Lawmakers in both parties hailed Wednesday’s appointment of a special prosecutor to investigate Russia’s election meddling — a shift in Republican sentiment after allegations Trump sought to shut down a related probe.
The Justice Department has named former FBI Director Robert Mueller to oversee the Russia investigation, which includes looking into allegations of coordination between Moscow and the Trump campaign.
“I see it as a positive thing, especially having Bob Mueller involved,” Senate Intelligence Chairman Richard Burr (R-N.C.) told POLITICO. “It brings a lot of public credibility to whatever process they go through.”
Burr, whose committee is leading its own investigation, had previously opposed the appointment of a special prosecutor, as did the vast majority of Republicans.
GOP Rep. Darrell Issa also praised the move.
“I view it as good and what we’ve been waiting for and I think it sends the right message that Mueller will go where the facts lead,” said the California congressman and former chairman of the House Oversight Committee. “It was inevitable.”
Many Senate Democrats had been demanding the appointment of a special prosecutor since Trump fired FBI Director James Comey last week, and a number had said they would not vote to confirm a successor to Comey unless the demand was met.
A report that Trump had urged Comey to drop his investigation into former National Security Adviser Mike Flynn raised further alarm among Democrats and some Republicans.
Senate Minority Leader Chuck Schumer (D-N.Y.) said in a statement Wednesday that Deputy Attorney General Rod Rosenstein had “done the right thing” by appointing a special prosecutor.
“Former Director Mueller is exactly the right kind of individual for this job,” Schumer said. “I now have significantly greater confidence that the investigation will follow the facts wherever they lead."
Sen. Dianne Feinstein, the top Democrat on the Judiciary Committee, called Mueller’s appointment “a good first step” for getting to the bottom of Russia’s role in the 2016 presidential election and allegations of coordination with the Trump campaign.

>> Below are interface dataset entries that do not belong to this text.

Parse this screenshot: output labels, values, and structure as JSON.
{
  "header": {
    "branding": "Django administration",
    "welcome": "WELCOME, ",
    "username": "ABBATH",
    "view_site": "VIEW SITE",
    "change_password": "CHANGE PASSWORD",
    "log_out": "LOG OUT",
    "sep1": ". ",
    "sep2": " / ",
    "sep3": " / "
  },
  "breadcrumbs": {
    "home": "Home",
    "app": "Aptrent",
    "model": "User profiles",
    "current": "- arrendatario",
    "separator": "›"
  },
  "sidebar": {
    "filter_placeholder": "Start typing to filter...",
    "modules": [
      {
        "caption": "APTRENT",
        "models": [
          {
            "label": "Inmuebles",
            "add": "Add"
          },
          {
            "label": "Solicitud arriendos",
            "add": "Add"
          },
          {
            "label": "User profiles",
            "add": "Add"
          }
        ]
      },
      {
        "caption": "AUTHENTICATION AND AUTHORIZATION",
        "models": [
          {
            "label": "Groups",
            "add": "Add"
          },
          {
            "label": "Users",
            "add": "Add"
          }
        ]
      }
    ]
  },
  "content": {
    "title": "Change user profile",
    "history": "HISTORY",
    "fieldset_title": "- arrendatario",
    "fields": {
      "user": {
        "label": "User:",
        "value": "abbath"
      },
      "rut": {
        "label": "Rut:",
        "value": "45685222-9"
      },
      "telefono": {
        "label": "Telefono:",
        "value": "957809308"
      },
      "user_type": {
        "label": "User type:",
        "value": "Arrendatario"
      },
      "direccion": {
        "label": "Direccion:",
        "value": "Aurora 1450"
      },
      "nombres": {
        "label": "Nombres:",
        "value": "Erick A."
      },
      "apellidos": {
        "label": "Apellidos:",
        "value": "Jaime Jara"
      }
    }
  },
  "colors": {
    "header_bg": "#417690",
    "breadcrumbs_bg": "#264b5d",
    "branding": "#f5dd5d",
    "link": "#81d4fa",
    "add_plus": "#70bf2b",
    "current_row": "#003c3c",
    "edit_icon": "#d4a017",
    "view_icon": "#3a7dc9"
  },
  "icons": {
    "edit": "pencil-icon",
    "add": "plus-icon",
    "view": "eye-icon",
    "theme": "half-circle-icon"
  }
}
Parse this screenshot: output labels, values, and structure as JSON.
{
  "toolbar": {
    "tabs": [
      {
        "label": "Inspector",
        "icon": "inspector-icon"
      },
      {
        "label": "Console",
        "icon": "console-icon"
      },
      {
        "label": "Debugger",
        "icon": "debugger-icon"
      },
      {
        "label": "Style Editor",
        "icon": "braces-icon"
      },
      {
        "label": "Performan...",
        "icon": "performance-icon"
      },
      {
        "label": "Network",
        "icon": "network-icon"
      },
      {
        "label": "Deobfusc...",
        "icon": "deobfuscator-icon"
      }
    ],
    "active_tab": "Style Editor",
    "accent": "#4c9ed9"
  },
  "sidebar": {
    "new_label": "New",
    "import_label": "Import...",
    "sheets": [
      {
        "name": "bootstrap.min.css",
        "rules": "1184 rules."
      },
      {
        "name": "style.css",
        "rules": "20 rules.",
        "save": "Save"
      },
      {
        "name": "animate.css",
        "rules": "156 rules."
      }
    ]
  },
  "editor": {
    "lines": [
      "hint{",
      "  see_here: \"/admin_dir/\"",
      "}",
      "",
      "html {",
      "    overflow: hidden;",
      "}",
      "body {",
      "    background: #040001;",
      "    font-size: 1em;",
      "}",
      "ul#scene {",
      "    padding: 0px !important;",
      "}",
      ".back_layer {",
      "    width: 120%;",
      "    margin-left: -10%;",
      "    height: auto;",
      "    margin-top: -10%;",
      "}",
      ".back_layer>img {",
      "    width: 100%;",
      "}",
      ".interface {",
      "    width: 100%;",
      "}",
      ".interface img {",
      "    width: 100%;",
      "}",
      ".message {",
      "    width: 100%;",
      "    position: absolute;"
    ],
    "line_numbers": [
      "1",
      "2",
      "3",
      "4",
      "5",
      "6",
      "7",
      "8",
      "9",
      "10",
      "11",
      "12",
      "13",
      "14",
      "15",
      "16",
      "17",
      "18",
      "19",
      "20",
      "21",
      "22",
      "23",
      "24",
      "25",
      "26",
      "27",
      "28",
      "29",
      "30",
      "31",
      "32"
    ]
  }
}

“Bob was a fine U.S. attorney, a great FBI director and there’s no better person who could be asked to perform this function,” Feinstein said in a statement. “He is respected, he is talented and he has the knowledge and ability to do the right thing.”
Not every lawmaker felt the appointment was necessary, however.
"It’s fine, but there’s absolutely no need for it," said Rep. Peter King (R-N.Y.). "Generally, there’s a crime. In Watergate, there was a crime. In the [Monica] Lewinsky case, there was a crime. There’s no crime here."
Burgess Everett and John Bresnahan contributed to this report.